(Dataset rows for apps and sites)
::::::::

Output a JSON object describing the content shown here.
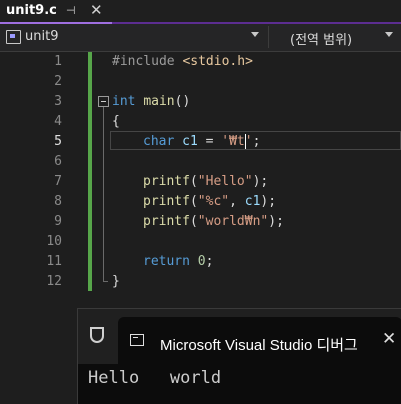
{
  "tab": {
    "title": "unit9.c",
    "pin_glyph": "⊣",
    "close_glyph": "✕"
  },
  "navbar": {
    "scope": "unit9",
    "global_scope": "(전역 범위)"
  },
  "editor": {
    "line_numbers": [
      "1",
      "2",
      "3",
      "4",
      "5",
      "6",
      "7",
      "8",
      "9",
      "10",
      "11",
      "12"
    ],
    "active_line": 5,
    "code": {
      "l1": {
        "directive": "#include",
        "header": "<stdio.h>"
      },
      "l3": {
        "kw": "int",
        "fn": "main",
        "rest": "()"
      },
      "l4": {
        "text": "{"
      },
      "l5": {
        "kw": "char",
        "var": "c1",
        "op": " = ",
        "str_a": "'₩t",
        "str_b": "'",
        "end": ";"
      },
      "l7": {
        "fn": "printf",
        "open": "(",
        "str": "\"Hello\"",
        "close": ");"
      },
      "l8": {
        "fn": "printf",
        "open": "(",
        "str": "\"%c\"",
        "mid": ", ",
        "var": "c1",
        "close": ");"
      },
      "l9": {
        "fn": "printf",
        "open": "(",
        "str": "\"world₩n\"",
        "close": ");"
      },
      "l11": {
        "kw": "return",
        "num": "0",
        "end": ";"
      },
      "l12": {
        "text": "}"
      }
    }
  },
  "console": {
    "title": "Microsoft Visual Studio 디버그",
    "close_glyph": "✕",
    "output": "Hello   world"
  },
  "colors": {
    "editor_bg": "#1e1e1e",
    "keyword": "#569cd6",
    "function": "#dcdcaa",
    "string": "#d69d85",
    "number": "#b5cea8",
    "variable": "#9cdcfe",
    "change_bar": "#57a64a",
    "tab_accent": "#9f6fe0"
  },
  "icons": [
    "pin-icon",
    "close-icon",
    "scope-icon",
    "dropdown-arrow-icon",
    "fold-collapse-icon",
    "shield-icon",
    "terminal-icon"
  ]
}
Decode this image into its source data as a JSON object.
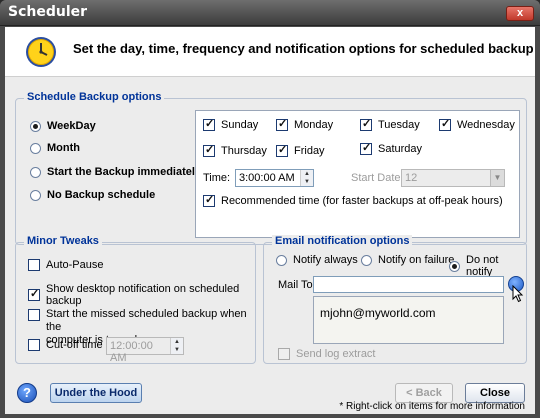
{
  "window": {
    "title": "Scheduler",
    "close_glyph": "x"
  },
  "header": {
    "heading": "Set the day, time, frequency and notification options for scheduled backup",
    "icon": "clock-icon"
  },
  "schedule": {
    "legend": "Schedule Backup options",
    "modes": [
      {
        "label": "WeekDay",
        "selected": true
      },
      {
        "label": "Month",
        "selected": false
      },
      {
        "label": "Start the Backup immediately",
        "selected": false
      },
      {
        "label": "No Backup schedule",
        "selected": false
      }
    ],
    "days": [
      {
        "label": "Sunday",
        "checked": true
      },
      {
        "label": "Monday",
        "checked": true
      },
      {
        "label": "Tuesday",
        "checked": true
      },
      {
        "label": "Wednesday",
        "checked": true
      },
      {
        "label": "Thursday",
        "checked": true
      },
      {
        "label": "Friday",
        "checked": true
      },
      {
        "label": "Saturday",
        "checked": true
      }
    ],
    "time_label": "Time:",
    "time_value": "3:00:00 AM",
    "start_date_label": "Start Date:",
    "start_date_value": "12",
    "recommended_label": "Recommended time (for faster backups at off-peak hours)"
  },
  "tweaks": {
    "legend": "Minor Tweaks",
    "auto_pause": "Auto-Pause",
    "show_notification": "Show desktop notification on scheduled backup",
    "start_missed_line1": "Start the missed scheduled backup when the",
    "start_missed_line2": "computer is turned on",
    "cutoff_label": "Cut-off time",
    "cutoff_value": "12:00:00 AM"
  },
  "email": {
    "legend": "Email notification options",
    "notify_options": [
      {
        "label": "Notify always",
        "selected": false
      },
      {
        "label": "Notify on failure",
        "selected": false
      },
      {
        "label": "Do not notify",
        "selected": true
      }
    ],
    "mail_to_label": "Mail To:",
    "mail_to_value": "",
    "recipients": [
      "mjohn@myworld.com"
    ],
    "send_log_label": "Send log extract"
  },
  "footer": {
    "help_glyph": "?",
    "under_hood_label": "Under the Hood",
    "back_label": "< Back",
    "close_label": "Close",
    "note": "* Right-click on items for more information"
  }
}
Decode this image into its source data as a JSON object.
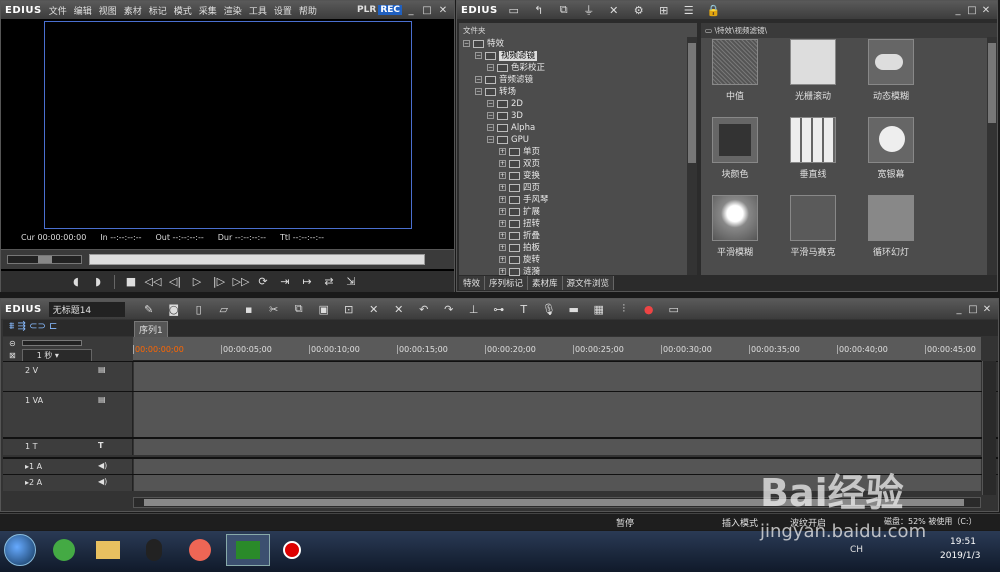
{
  "player": {
    "logo": "EDIUS",
    "menu": [
      "文件",
      "编辑",
      "视图",
      "素材",
      "标记",
      "模式",
      "采集",
      "渲染",
      "工具",
      "设置",
      "帮助"
    ],
    "plr": "PLR",
    "rec": "REC",
    "timecodes": [
      {
        "label": "Cur",
        "value": "00:00:00:00"
      },
      {
        "label": "In",
        "value": "--:--:--:--"
      },
      {
        "label": "Out",
        "value": "--:--:--:--"
      },
      {
        "label": "Dur",
        "value": "--:--:--:--"
      },
      {
        "label": "Ttl",
        "value": "--:--:--:--"
      }
    ]
  },
  "effects": {
    "logo": "EDIUS",
    "folder_header": "文件夹",
    "path": "\\特效\\视频滤镜\\",
    "tree": [
      {
        "label": "特效",
        "indent": 0
      },
      {
        "label": "视频滤镜",
        "indent": 1,
        "selected": true
      },
      {
        "label": "色彩校正",
        "indent": 2
      },
      {
        "label": "音频滤镜",
        "indent": 1
      },
      {
        "label": "转场",
        "indent": 1
      },
      {
        "label": "2D",
        "indent": 2
      },
      {
        "label": "3D",
        "indent": 2
      },
      {
        "label": "Alpha",
        "indent": 2
      },
      {
        "label": "GPU",
        "indent": 2
      },
      {
        "label": "单页",
        "indent": 3
      },
      {
        "label": "双页",
        "indent": 3
      },
      {
        "label": "变换",
        "indent": 3
      },
      {
        "label": "四页",
        "indent": 3
      },
      {
        "label": "手风琴",
        "indent": 3
      },
      {
        "label": "扩展",
        "indent": 3
      },
      {
        "label": "扭转",
        "indent": 3
      },
      {
        "label": "折叠",
        "indent": 3
      },
      {
        "label": "拍板",
        "indent": 3
      },
      {
        "label": "旋转",
        "indent": 3
      },
      {
        "label": "涟漪",
        "indent": 3
      }
    ],
    "thumbs": [
      "中值",
      "光栅滚动",
      "动态模糊",
      "块颜色",
      "垂直线",
      "宽银幕",
      "平滑模糊",
      "平滑马赛克",
      "循环幻灯"
    ],
    "tabs": [
      "特效",
      "序列标记",
      "素材库",
      "源文件浏览"
    ]
  },
  "timeline": {
    "logo": "EDIUS",
    "project": "无标题14",
    "sequence_tab": "序列1",
    "scale": "1 秒",
    "ruler": [
      "00:00:00;00",
      "00:00:05;00",
      "00:00:10;00",
      "00:00:15;00",
      "00:00:20;00",
      "00:00:25;00",
      "00:00:30;00",
      "00:00:35;00",
      "00:00:40;00",
      "00:00:45;00"
    ],
    "tracks": [
      {
        "name": "2 V",
        "icon": "▤"
      },
      {
        "name": "1 VA",
        "icon": "▤"
      },
      {
        "name": "1 T",
        "icon": "T"
      },
      {
        "name": "▸1 A",
        "icon": "◀)"
      },
      {
        "name": "▸2 A",
        "icon": "◀)"
      }
    ]
  },
  "status": {
    "pause": "暂停",
    "insert_mode": "插入模式",
    "ripple": "波纹开启",
    "disk": "磁盘：52% 被使用（C:）"
  },
  "taskbar": {
    "time": "19:51",
    "date": "2019/1/3",
    "lang": "CH"
  },
  "watermark": {
    "brand": "Bai经验",
    "url": "jingyan.baidu.com"
  }
}
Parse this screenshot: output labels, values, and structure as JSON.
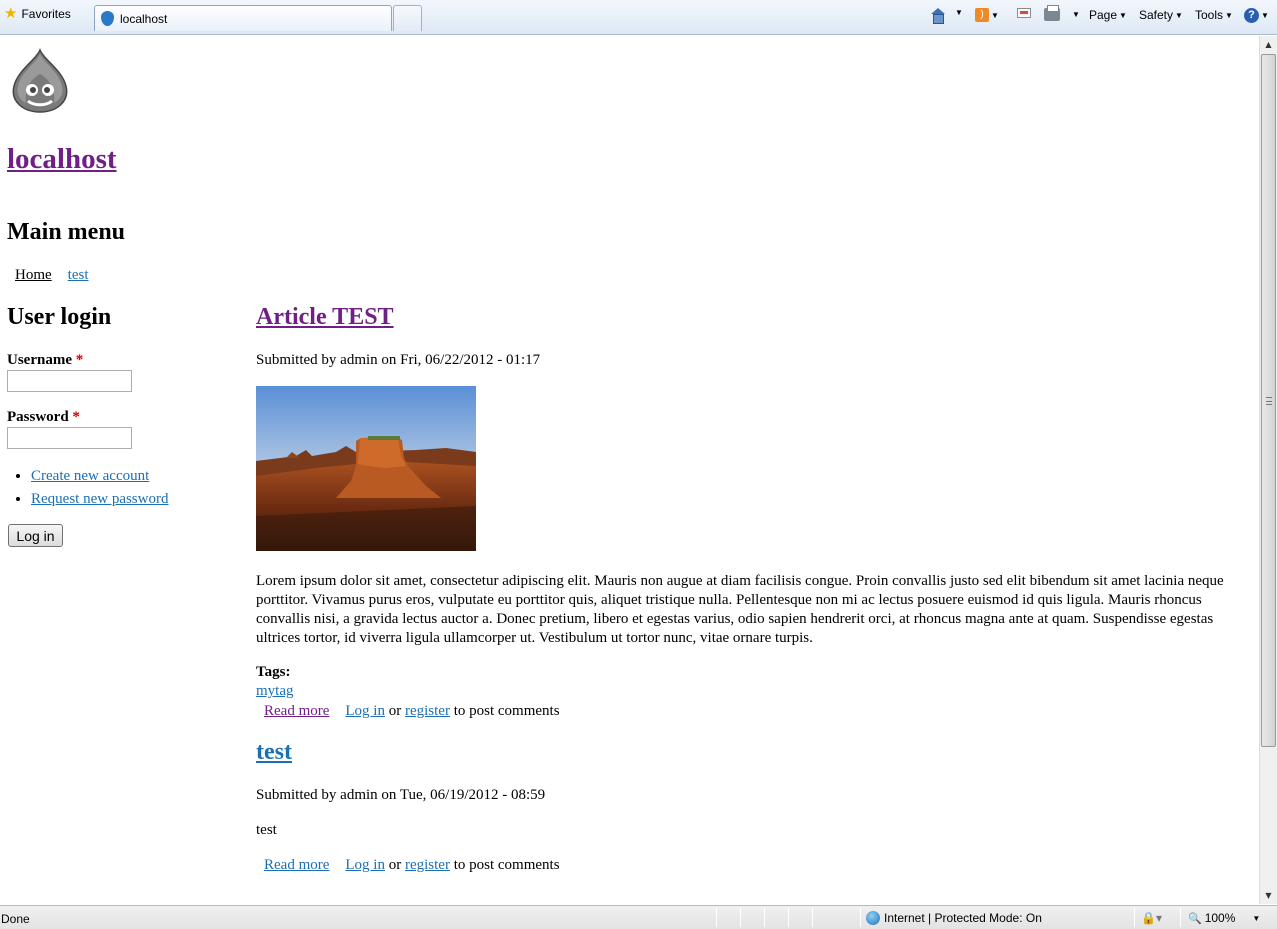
{
  "browser": {
    "favorites_label": "Favorites",
    "tab_title": "localhost",
    "commands": {
      "page": "Page",
      "safety": "Safety",
      "tools": "Tools"
    },
    "status_text": "Done",
    "zone_text": "Internet | Protected Mode: On",
    "zoom": "100%"
  },
  "site": {
    "name": "localhost"
  },
  "main_menu": {
    "title": "Main menu",
    "items": [
      "Home",
      "test"
    ]
  },
  "login": {
    "title": "User login",
    "username_label": "Username",
    "password_label": "Password",
    "required_marker": "*",
    "username_value": "",
    "password_value": "",
    "links": [
      "Create new account",
      "Request new password"
    ],
    "submit_label": "Log in"
  },
  "nodes": [
    {
      "title": "Article TEST",
      "submitted": "Submitted by admin on Fri, 06/22/2012 - 01:17",
      "body": "Lorem ipsum dolor sit amet, consectetur adipiscing elit. Mauris non augue at diam facilisis congue. Proin convallis justo sed elit bibendum sit amet lacinia neque porttitor. Vivamus purus eros, vulputate eu porttitor quis, aliquet tristique nulla. Pellentesque non mi ac lectus posuere euismod id quis ligula. Mauris rhoncus convallis nisi, a gravida lectus auctor a. Donec pretium, libero et egestas varius, odio sapien hendrerit orci, at rhoncus magna ante at quam. Suspendisse egestas ultrices tortor, id viverra ligula ullamcorper ut. Vestibulum ut tortor nunc, vitae ornare turpis.",
      "tags_label": "Tags:",
      "tags": [
        "mytag"
      ],
      "read_more": "Read more",
      "login_link": "Log in",
      "or_text": " or ",
      "register_link": "register",
      "comment_suffix": " to post comments"
    },
    {
      "title": "test",
      "submitted": "Submitted by admin on Tue, 06/19/2012 - 08:59",
      "body": "test",
      "read_more": "Read more",
      "login_link": "Log in",
      "or_text": " or ",
      "register_link": "register",
      "comment_suffix": " to post comments"
    }
  ]
}
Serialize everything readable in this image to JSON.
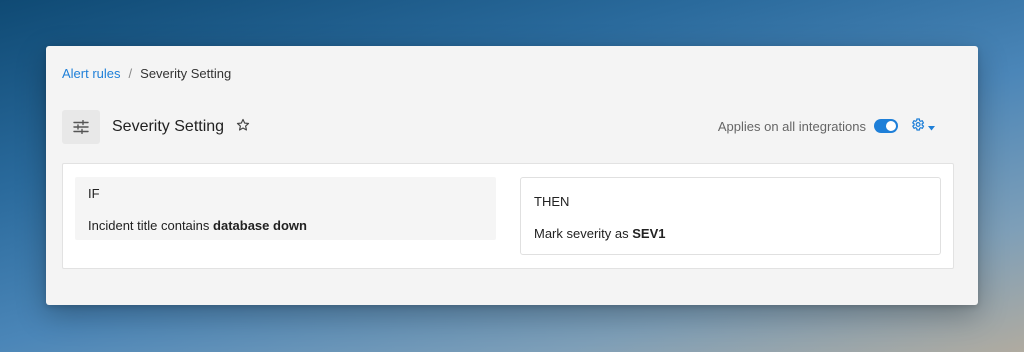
{
  "breadcrumb": {
    "parent": "Alert rules",
    "separator": "/",
    "current": "Severity Setting"
  },
  "header": {
    "icon": "sliders-icon",
    "title": "Severity Setting",
    "star_icon": "star-outline-icon",
    "applies_text": "Applies on all integrations",
    "toggle_on": true,
    "settings_icon": "gear-icon"
  },
  "rule": {
    "if": {
      "heading": "IF",
      "prefix": "Incident title contains",
      "value": "database down"
    },
    "then": {
      "heading": "THEN",
      "prefix": "Mark severity as",
      "value": "SEV1"
    }
  },
  "colors": {
    "accent": "#1e7fd8",
    "window_bg": "#f4f4f4",
    "if_bg": "#f5f5f5"
  }
}
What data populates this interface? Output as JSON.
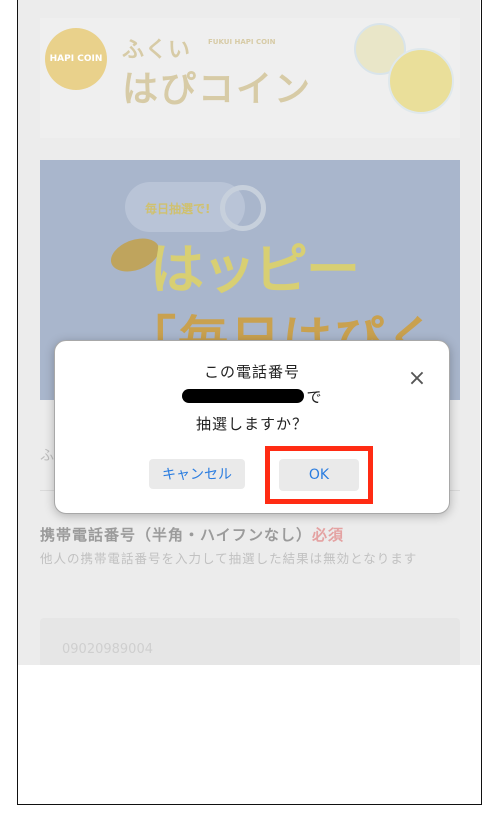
{
  "header": {
    "brand_jp_small": "ふくい",
    "brand_en": "FUKUI HAPI COIN",
    "brand_jp_big": "はぴコイン",
    "badge_text": "HAPI COIN"
  },
  "banner": {
    "cloud_text": "毎日抽選で!",
    "headline": "はッピー",
    "subline": "「毎日はぴくじ」"
  },
  "form": {
    "section_label": "ふ",
    "phone_label": "携帯電話番号（半角・ハイフンなし）",
    "required_label": "必須",
    "note": "他人の携帯電話番号を入力して抽選した結果は無効となります",
    "phone_value": "09020989004"
  },
  "dialog": {
    "line1": "この電話番号",
    "line2_suffix": "で",
    "line3": "抽選しますか？",
    "cancel_label": "キャンセル",
    "ok_label": "OK",
    "close_symbol": "×"
  },
  "colors": {
    "highlight": "#ff2b13",
    "button_text": "#2b7de0"
  }
}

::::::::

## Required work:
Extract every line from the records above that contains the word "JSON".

## Solution:
Output a JSON object describing the content shown here.
Decode this image into its source data as a JSON object.
Decode this image into its source data as a JSON object.
Parse this screenshot: output labels, values, and structure as JSON.
Serialize everything readable in this image to JSON.
What data populates this interface? Output as JSON.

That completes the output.